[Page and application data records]

□ □ □

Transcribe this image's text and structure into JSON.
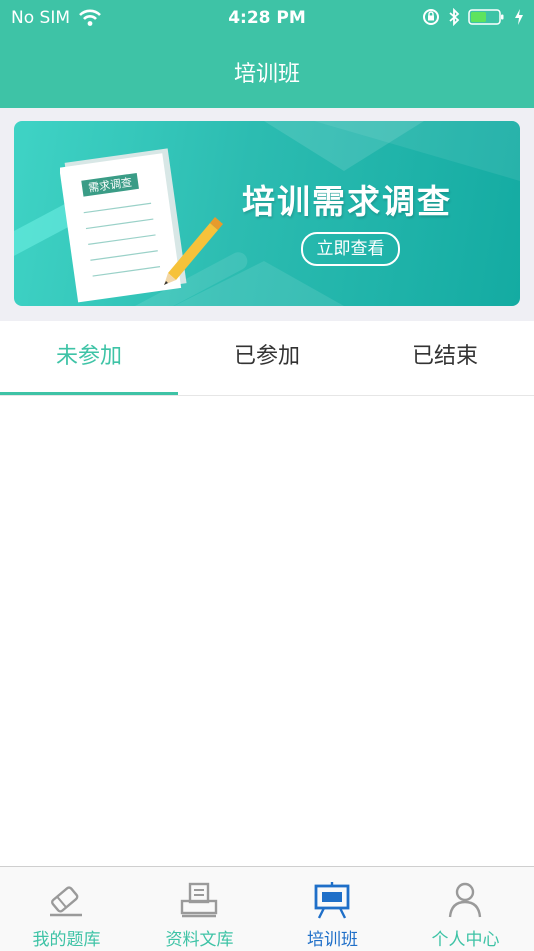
{
  "status_bar": {
    "carrier": "No SIM",
    "time": "4:28 PM"
  },
  "nav": {
    "title": "培训班"
  },
  "banner": {
    "doc_tag": "需求调查",
    "title": "培训需求调查",
    "button_label": "立即查看"
  },
  "tabs": [
    {
      "label": "未参加",
      "active": true
    },
    {
      "label": "已参加",
      "active": false
    },
    {
      "label": "已结束",
      "active": false
    }
  ],
  "tab_bar": [
    {
      "label": "我的题库",
      "icon": "pencil-eraser-icon",
      "active": false
    },
    {
      "label": "资料文库",
      "icon": "printer-icon",
      "active": false
    },
    {
      "label": "培训班",
      "icon": "easel-board-icon",
      "active": true
    },
    {
      "label": "个人中心",
      "icon": "person-icon",
      "active": false
    }
  ],
  "colors": {
    "accent": "#3ec3a6",
    "active_tab_bar": "#1f6fc8",
    "banner": "#2cbcb1"
  }
}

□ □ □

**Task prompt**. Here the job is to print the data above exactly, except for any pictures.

**Your solution**.
Transcribe this image's text and structure into JSON.
{
  "status_bar": {
    "carrier": "No SIM",
    "time": "4:28 PM"
  },
  "nav": {
    "title": "培训班"
  },
  "banner": {
    "doc_tag": "需求调查",
    "title": "培训需求调查",
    "button_label": "立即查看"
  },
  "tabs": [
    {
      "label": "未参加",
      "active": true
    },
    {
      "label": "已参加",
      "active": false
    },
    {
      "label": "已结束",
      "active": false
    }
  ],
  "tab_bar": [
    {
      "label": "我的题库",
      "icon": "pencil-eraser-icon",
      "active": false
    },
    {
      "label": "资料文库",
      "icon": "printer-icon",
      "active": false
    },
    {
      "label": "培训班",
      "icon": "easel-board-icon",
      "active": true
    },
    {
      "label": "个人中心",
      "icon": "person-icon",
      "active": false
    }
  ],
  "colors": {
    "accent": "#3ec3a6",
    "active_tab_bar": "#1f6fc8",
    "banner": "#2cbcb1"
  }
}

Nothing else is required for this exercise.